Uber loses $2.9 billion and offloads bike and scooter business
Earlier this week, the ride-hailing giant said it was laying off 3,700 full-time workers
Uber lost US$2.9 billion (Dh10.6bn) in the first quarter of 2020 as its overseas investments were hammered by the coronavirus pandemic, but the company is looking to its growing food delivery business and aggressive cost-cutting to ease the pain.
"I won't sugarcoat it," chief executive Dara Khosrowshahi said in a conference call with investors on Thursday.
"Covid-19 has had a dramatic impact on rides, with the business down globally around 80 per cent in April."
The ride-hailing giant said it is offloading Jump, its bike and scooter business, to Lime, a company in which it is investing $85 million. Jump had been losing about $60m a quarter.
“While our rides business has been hit hard by the ongoing pandemic, we have taken quick action to preserve the strength of our balance sheet, focus additional resources on Uber Eats, and prepare us for any recovery scenario,” said Mr Khosrowshahi.
“Along with the surge in food delivery, we are encouraged by the early signs we are seeing in markets that are beginning to open back up.”
Earlier this week, San Francisco-based Uber said it was cutting 3,700 full-time workers, or about 14 per cent of its workforce, as people avoiding the pandemic either stay indoors or try to limit contact with others.
Its main US rival Lyft announced last month it would lay off 982 people, or 17 per cent of its workforce because of plummeting demand.
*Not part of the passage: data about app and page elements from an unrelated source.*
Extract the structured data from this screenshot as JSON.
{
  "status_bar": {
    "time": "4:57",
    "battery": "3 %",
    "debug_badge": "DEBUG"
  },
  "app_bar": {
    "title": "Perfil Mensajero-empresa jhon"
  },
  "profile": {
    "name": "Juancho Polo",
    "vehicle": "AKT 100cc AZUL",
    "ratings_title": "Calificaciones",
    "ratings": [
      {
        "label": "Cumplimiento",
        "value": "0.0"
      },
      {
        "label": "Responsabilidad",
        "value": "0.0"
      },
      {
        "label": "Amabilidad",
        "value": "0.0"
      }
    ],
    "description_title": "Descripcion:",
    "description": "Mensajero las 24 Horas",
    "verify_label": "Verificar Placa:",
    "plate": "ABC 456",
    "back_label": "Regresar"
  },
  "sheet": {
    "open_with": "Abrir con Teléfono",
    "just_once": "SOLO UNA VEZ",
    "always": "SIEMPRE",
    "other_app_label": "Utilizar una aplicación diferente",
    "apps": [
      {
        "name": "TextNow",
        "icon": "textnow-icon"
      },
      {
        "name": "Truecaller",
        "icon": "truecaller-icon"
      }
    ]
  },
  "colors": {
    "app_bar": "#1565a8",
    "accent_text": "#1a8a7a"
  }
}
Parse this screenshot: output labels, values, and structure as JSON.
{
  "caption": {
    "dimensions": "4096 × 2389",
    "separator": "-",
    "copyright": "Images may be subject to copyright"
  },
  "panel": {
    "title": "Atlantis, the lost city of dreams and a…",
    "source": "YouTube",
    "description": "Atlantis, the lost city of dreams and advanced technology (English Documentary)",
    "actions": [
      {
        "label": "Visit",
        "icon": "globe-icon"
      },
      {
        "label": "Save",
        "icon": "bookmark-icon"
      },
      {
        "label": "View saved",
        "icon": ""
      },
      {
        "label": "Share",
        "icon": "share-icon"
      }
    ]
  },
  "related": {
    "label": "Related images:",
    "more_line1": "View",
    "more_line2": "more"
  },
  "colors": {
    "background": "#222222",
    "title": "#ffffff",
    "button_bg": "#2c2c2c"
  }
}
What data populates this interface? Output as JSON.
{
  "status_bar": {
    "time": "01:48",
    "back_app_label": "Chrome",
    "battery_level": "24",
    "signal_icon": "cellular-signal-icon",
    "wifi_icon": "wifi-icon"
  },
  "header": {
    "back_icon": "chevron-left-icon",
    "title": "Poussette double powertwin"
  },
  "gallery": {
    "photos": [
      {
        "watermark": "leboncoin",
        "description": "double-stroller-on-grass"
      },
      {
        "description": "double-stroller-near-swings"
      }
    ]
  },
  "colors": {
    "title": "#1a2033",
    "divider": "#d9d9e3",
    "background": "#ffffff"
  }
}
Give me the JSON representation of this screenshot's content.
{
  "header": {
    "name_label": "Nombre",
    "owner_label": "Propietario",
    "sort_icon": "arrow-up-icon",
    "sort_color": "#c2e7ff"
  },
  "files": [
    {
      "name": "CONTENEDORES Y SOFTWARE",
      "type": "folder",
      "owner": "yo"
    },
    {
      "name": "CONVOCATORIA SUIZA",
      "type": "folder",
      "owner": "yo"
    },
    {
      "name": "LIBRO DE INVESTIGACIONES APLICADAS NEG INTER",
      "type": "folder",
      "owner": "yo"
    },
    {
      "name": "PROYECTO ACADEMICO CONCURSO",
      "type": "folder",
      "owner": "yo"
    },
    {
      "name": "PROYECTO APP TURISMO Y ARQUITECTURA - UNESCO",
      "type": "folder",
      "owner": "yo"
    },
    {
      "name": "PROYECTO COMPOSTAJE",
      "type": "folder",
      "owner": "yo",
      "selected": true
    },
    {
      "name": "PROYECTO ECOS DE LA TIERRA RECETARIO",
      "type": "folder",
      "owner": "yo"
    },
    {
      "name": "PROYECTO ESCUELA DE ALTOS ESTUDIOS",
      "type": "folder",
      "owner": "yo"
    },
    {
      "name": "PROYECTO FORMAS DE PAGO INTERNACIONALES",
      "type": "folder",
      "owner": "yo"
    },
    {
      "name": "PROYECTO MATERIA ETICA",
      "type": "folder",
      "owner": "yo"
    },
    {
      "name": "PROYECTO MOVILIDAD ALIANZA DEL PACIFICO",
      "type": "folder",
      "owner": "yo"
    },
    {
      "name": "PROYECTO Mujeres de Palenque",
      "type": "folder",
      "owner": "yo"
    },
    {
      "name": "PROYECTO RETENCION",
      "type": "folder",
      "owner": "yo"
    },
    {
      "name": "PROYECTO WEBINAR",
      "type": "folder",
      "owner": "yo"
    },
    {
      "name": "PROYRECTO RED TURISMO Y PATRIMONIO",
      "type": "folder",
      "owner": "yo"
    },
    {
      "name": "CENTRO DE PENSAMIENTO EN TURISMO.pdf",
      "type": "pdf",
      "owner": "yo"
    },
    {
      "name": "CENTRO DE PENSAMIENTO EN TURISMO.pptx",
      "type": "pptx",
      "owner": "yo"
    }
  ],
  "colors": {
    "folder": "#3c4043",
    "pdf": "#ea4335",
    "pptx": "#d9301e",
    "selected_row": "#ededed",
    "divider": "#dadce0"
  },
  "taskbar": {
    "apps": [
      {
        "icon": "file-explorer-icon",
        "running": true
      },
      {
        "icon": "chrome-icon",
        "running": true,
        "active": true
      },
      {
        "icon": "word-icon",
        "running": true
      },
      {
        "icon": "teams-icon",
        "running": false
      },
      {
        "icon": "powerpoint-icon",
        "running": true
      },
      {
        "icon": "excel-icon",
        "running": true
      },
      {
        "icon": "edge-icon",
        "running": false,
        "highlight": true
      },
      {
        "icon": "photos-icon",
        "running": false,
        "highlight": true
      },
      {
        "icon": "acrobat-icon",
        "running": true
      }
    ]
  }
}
Careem, Uber's subsidiary in the Middle East, cut its workforce by 31 per cent.
However, revenue in its food delivery business grew 53 per cent as customers shuttered at home opted to order in.
The company exited markets where its meal delivery business was unprofitable, including the Czech Republic, Egypt and Honduras. But it added key accounts including Chipotle, Dunkin' and Shake Shack and it enabled delivery from grocery and convenience stores.
“At a time when our rides business is down significantly due to shelter-in-place, our Eats business is surging,” said Mr Khosrowshahi.
Uber's bottom line was also hurt in the first quarter when the value of its investments in Chinese ride-hailing giant Didi, Singapore-based Grab and others plummeted by $2.1bn as demand collapsed in those regions.
Grocery delivery could be a part of Uber's future in the US.
“There's going to be more room for more than one player,” Mr Khosrowshahi said. “We are in many of these cities already. So we just have the infrastructure to be able to get started in these cities ... in a very low cost way.”
Uber updated its driver app to make it easier for ride providers to pick up delivery work and nearly 40 per cent of drivers in the US and Canada cross-dispatched to work for the Eats platform in April, the company said.
But getting into grocery delivery would take time and the boost in restaurant delivery is not enough to stem Uber's losses, said Eric Schiffer, chief executive of the Patriarch Organisation, one of the leading private equity firms in technology and media.
“This is a brutal body blow to Uber’s path to profitability and potentially even its existential future, because few rational people are willing to put themselves into harm’s way to ride in a vehicle and many drivers have their own concerns,” Mr Schiffer said.
Updated: May 8, 2020 11:43 AM